Our Saint lived prayer in the form of a continuous dialogue with the Lord who also illuminated her dialogue with the judges and gave her peace and security. She asked him with trust: Sweetest God, in honour of your holy Passion, I ask you, if you love me, to show me how I must answer these men of the Church” (PCon, I, p. 252). Joan saw Jesus as the “King of Heaven and of the earth”. She therefore had painted on her standard the image of “Our Lord holding the world” (ibid., p. 172): the emblem of her political mission. The liberation of her people was a work of human justice which Joan carried out in charity, for love of Jesus. Her holiness is a beautiful example for lay people engaged in politics, especially in the most difficult situations. Faith is the light that guides every decision, as a century later another great Saint, the Englishman Thomas More, was to testify.
As we learn, together with McNeill and following the example of Joan,to take a chance on God, we must never forget that the message of Jesus is a liberating one, for ourselves and for the other oppressed groups with whom we must identify. Growth in this personal relationship with the Lord is our greatest asset as we withstand the hostile forces in the Church. Many of us would find it more difficult though, to go along with Benedict’s remarks on Joan and the Catholic Church:)
In Jesus Joan contemplated the whole reality of the Church, the “Church triumphant” of Heaven, as well as the “Church militant” on earth. According to her words, “About Jesus Christ and the Church, I simply know they’re just one thing” (ibid., p. 166). This affirmation, cited in theCatechism of the Catholic Church (n. 795), has a truly heroic character in the context of theTrial of Condemnation, before her judges, men of the Church who were persecuting and condemning her. In the Love of Jesus Joan found the strength to love the Church to the very end, even at the moment she was sentenced.
But perhaps Benedict is right. The Church after all is much more than some misguided and distorted teaching, much more than an autocratic, out of touch bureaucracy, although those are what catch the public eye. Alongside these there are many treasures. Among the greatest of these is the Mass and its central celebration of the Eucharist, or communion. I have a growing conviction that regular communion is one of the best routes to growing in that personal growth with the Lord that is so important.
I also take great and perverse satisfaction in knowing that in the Mass, so central to Catholic tradition, there are at least three clear reminders that whatever may be the impression given by the modern institutional Church, the Gospels themselves and church history are truly inclusive:
- The Mass itself is a celebration of Christ’s marriage to the Church, symbolized as Jesus as the bridegroom in the wedding at Cana – and just possibly, John the Beloved Disciple as the bride (making it a gay wedding at Cana’)
- The Eucharistic Prayer, with its listing of several same-sex pairs of saints, is a direct echo of the liturgy for blessing same-sex unions in the early church

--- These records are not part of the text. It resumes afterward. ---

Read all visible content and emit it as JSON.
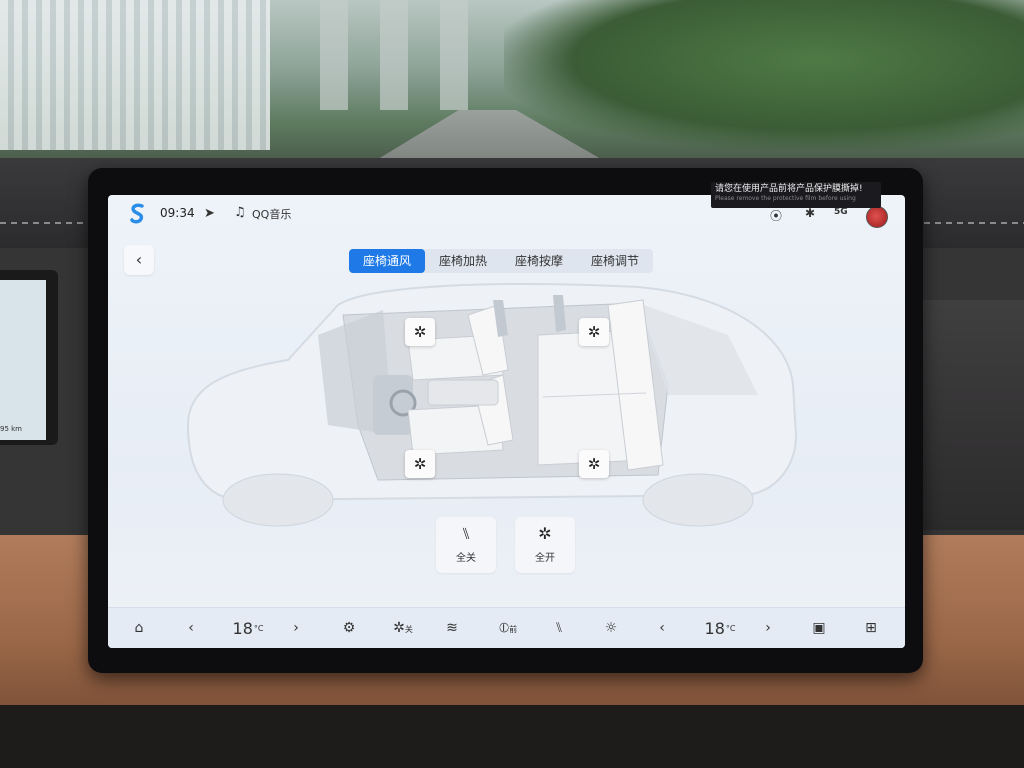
{
  "status": {
    "time": "09:34",
    "music": "QQ音乐",
    "signal": "5G"
  },
  "sticker": {
    "cn": "请您在使用产品前将产品保护膜撕掉!",
    "en": "Please remove the protective film before using"
  },
  "tabs": [
    {
      "label": "座椅通风",
      "active": true
    },
    {
      "label": "座椅加热",
      "active": false
    },
    {
      "label": "座椅按摩",
      "active": false
    },
    {
      "label": "座椅调节",
      "active": false
    }
  ],
  "actions": {
    "all_off": "全关",
    "all_on": "全开"
  },
  "dock": {
    "left_temp": "18",
    "right_temp": "18",
    "temp_unit": "°C",
    "fan_label": "关",
    "defrost_label": "前"
  },
  "side_screen": {
    "text": "95 km"
  },
  "colors": {
    "accent": "#1f7ae8",
    "screen_bg": "#eef3f9"
  }
}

- The prayer before communions, “Lord I am not worthy to receive you”, is almost a direct quotation of the words of the Roman centurion, “Say but the word, and my servant will be healed”. Always remember as you join in this prayer, that the (male) servant in question will also have been a sexual partner.

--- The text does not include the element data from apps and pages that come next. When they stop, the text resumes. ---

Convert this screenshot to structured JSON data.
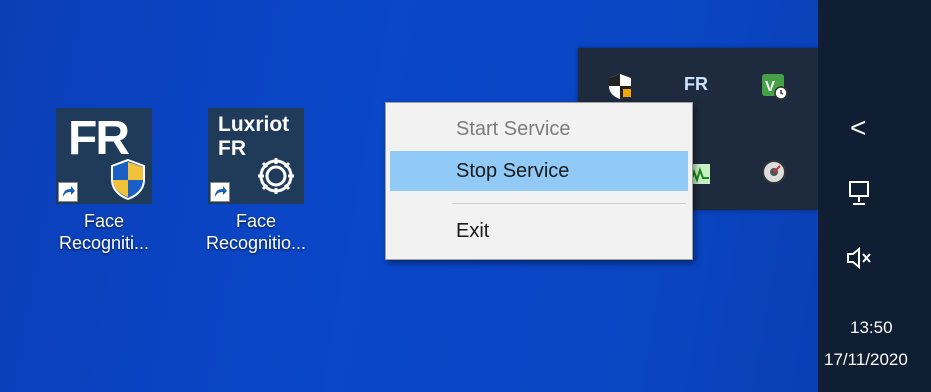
{
  "desktop": {
    "icons": [
      {
        "tile_text": "FR",
        "label_line1": "Face",
        "label_line2": "Recogniti..."
      },
      {
        "tile_line1": "Luxriot",
        "tile_line2": "FR",
        "label_line1": "Face",
        "label_line2": "Recognitio..."
      }
    ]
  },
  "tray_popup": {
    "fr_icon_text": "FR",
    "icons": [
      "shield-icon",
      "fr-icon",
      "license-app-icon",
      "monitor-graph-icon",
      "disk-clock-icon"
    ]
  },
  "context_menu": {
    "items": [
      {
        "label": "Start Service",
        "state": "disabled"
      },
      {
        "label": "Stop Service",
        "state": "highlighted"
      },
      {
        "label": "Exit",
        "state": "normal"
      }
    ]
  },
  "taskbar": {
    "chevron": "<",
    "time": "13:50",
    "date": "17/11/2020"
  },
  "colors": {
    "desktop_bg": "#0a47c9",
    "taskbar_bg": "#101e33",
    "menu_bg": "#f2f2f2",
    "menu_highlight": "#91c9f7"
  }
}
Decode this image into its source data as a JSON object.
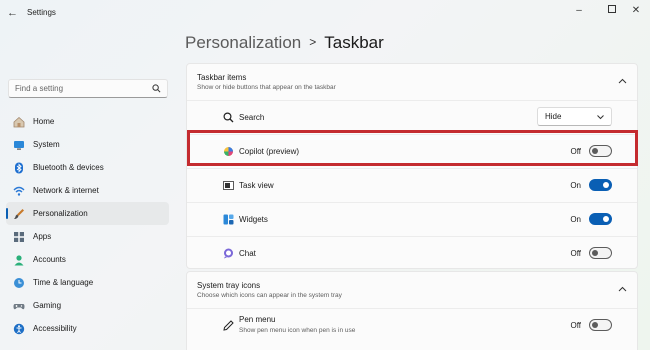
{
  "window": {
    "title": "Settings",
    "back_icon": "back-arrow-icon",
    "controls": {
      "minimize": "minimize-icon",
      "maximize": "maximize-icon",
      "close": "close-icon"
    }
  },
  "search": {
    "placeholder": "Find a setting",
    "value": "",
    "icon": "search-icon"
  },
  "sidebar": {
    "active_item": "Personalization",
    "items": [
      {
        "label": "Home",
        "icon": "home-icon"
      },
      {
        "label": "System",
        "icon": "monitor-icon"
      },
      {
        "label": "Bluetooth & devices",
        "icon": "bluetooth-icon"
      },
      {
        "label": "Network & internet",
        "icon": "wifi-icon"
      },
      {
        "label": "Personalization",
        "icon": "brush-icon"
      },
      {
        "label": "Apps",
        "icon": "apps-icon"
      },
      {
        "label": "Accounts",
        "icon": "person-icon"
      },
      {
        "label": "Time & language",
        "icon": "globe-clock-icon"
      },
      {
        "label": "Gaming",
        "icon": "gamepad-icon"
      },
      {
        "label": "Accessibility",
        "icon": "accessibility-icon"
      }
    ]
  },
  "breadcrumb": {
    "parent": "Personalization",
    "separator": ">",
    "current": "Taskbar"
  },
  "taskbar_items": {
    "title": "Taskbar items",
    "subtitle": "Show or hide buttons that appear on the taskbar",
    "expanded": true,
    "rows": [
      {
        "label": "Search",
        "icon": "search-icon",
        "control": "dropdown",
        "value": "Hide"
      },
      {
        "label": "Copilot (preview)",
        "icon": "copilot-icon",
        "control": "toggle",
        "state_label": "Off",
        "on": false,
        "highlighted": true
      },
      {
        "label": "Task view",
        "icon": "task-view-icon",
        "control": "toggle",
        "state_label": "On",
        "on": true
      },
      {
        "label": "Widgets",
        "icon": "widgets-icon",
        "control": "toggle",
        "state_label": "On",
        "on": true
      },
      {
        "label": "Chat",
        "icon": "chat-icon",
        "control": "toggle",
        "state_label": "Off",
        "on": false
      }
    ]
  },
  "system_tray": {
    "title": "System tray icons",
    "subtitle": "Choose which icons can appear in the system tray",
    "expanded": true,
    "rows": [
      {
        "label": "Pen menu",
        "sublabel": "Show pen menu icon when pen is in use",
        "icon": "pen-icon",
        "control": "toggle",
        "state_label": "Off",
        "on": false
      }
    ]
  },
  "colors": {
    "accent": "#0a5fb4",
    "highlight_box": "#c42b2f"
  }
}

And so, I urge: even if you are unable to follow Joan in loving the hostile elements in the Catholic Church – try at least to love the Mass.
- Pope Benedict’s Strong Argument for Gay Marriage, Queer Families.
- “Gradualism” in Benedict’s Theology.
- The Story of the “Queer Saints and Martyrs”: Taking Shape